Risk management programs at the parent level assisted in mitigating claims and the amount of losses incurred by the captive. Lower incurred claims results in greater accumulation of retained earnings and in turn greater availability of surplus for grants, premium credits and dividends to be paid to the parent entity. Attention is now turning to the appropriate use of this captive surplus by aligning the needs of the captive and its corporate parent.
The evaluation of the available surplus that can be distributed in this manner should consider the captive’s financial position, requirements of the captive’s current insurance program, and future for expansion of coverage. Such assessment can be using financial metrics and stress testing. The metrics are used to first set the minimum amount of surplus the captive should maintain for ongoing and future operations, and then assessing amounts available for distribution in excess of that minimum level.
Stress testing is then performed to determine the effect of adverse claims and/or negative investment performance on the available surplus and determining how the captive’s financial position could absorb such possible adverse scenarios. Performing this review on an annual basis ensures that the captive will maintain a reasonable amount of capital and surplus while still providing additional financial benefits to its corporate parent.
Ever-increasing regulation is also impacting healthcare captives in that greater review of risk management and corporate governance is becoming the norm. Captive boards are being tasked with reviewing on an ongoing basis all aspects of their operations in terms of risk identification and risk mitigation. The documentation of this process in turn assists a captive board in evaluating proper allocation of resources for ongoing operations and preparation for future expansion of the captive’s insurance program.
As we look ahead, we see the landscape changing even further. Included in this changing landscape is the concept of disruption. The Oxford English Dictionary defines disruption as “disturbance or problems which interrupt an event, activity, or process”. In this context, the term is meant as disturbing the current process, changing things, thinking outside the box. It can involve changes in dynamics, processes and people to achieve better results and results in an entity becoming proactive instead of just reactive. Disruption can be purposeful, with planned changes to structure and processes such as streamlining of boards and executive committees, use of additional technology in terms of interoperability across clinical platforms, or allowing physicians opportunities to brainstorm and create new products or technology.

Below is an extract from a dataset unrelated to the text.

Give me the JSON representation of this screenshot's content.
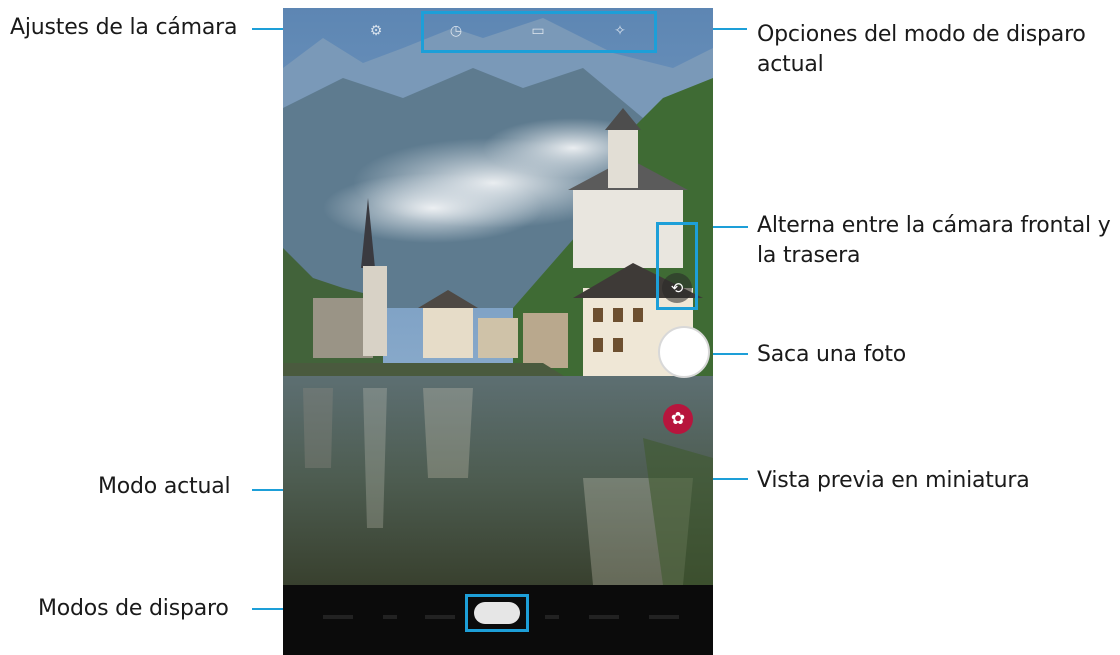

It can also be inadvertent, with changes in corporate cultures with the introduction of new corporate officers or entire boards. This disruption can trickle down to the captive level and result in changes to the focus and structure itself. An example of this can be seen in how the increase in M&A in the healthcare industry led to a number of captives converting to segregated portfolio companies so that they would have the ability to separate insurance programs with varied risks or in terms of direct versus third party insureds.
The conversation of value and utilization will continue against a backdrop of uncertainty of possible changes to the ACA and how that could impact the healthcare industry. In any case, as captives have adapted to change over the last 30 years, they will continue to do so.
Global Captive Management, US, Monique MacDonald, Healthcare, Risk management, Captives, Insurance, Technology, IT, M&A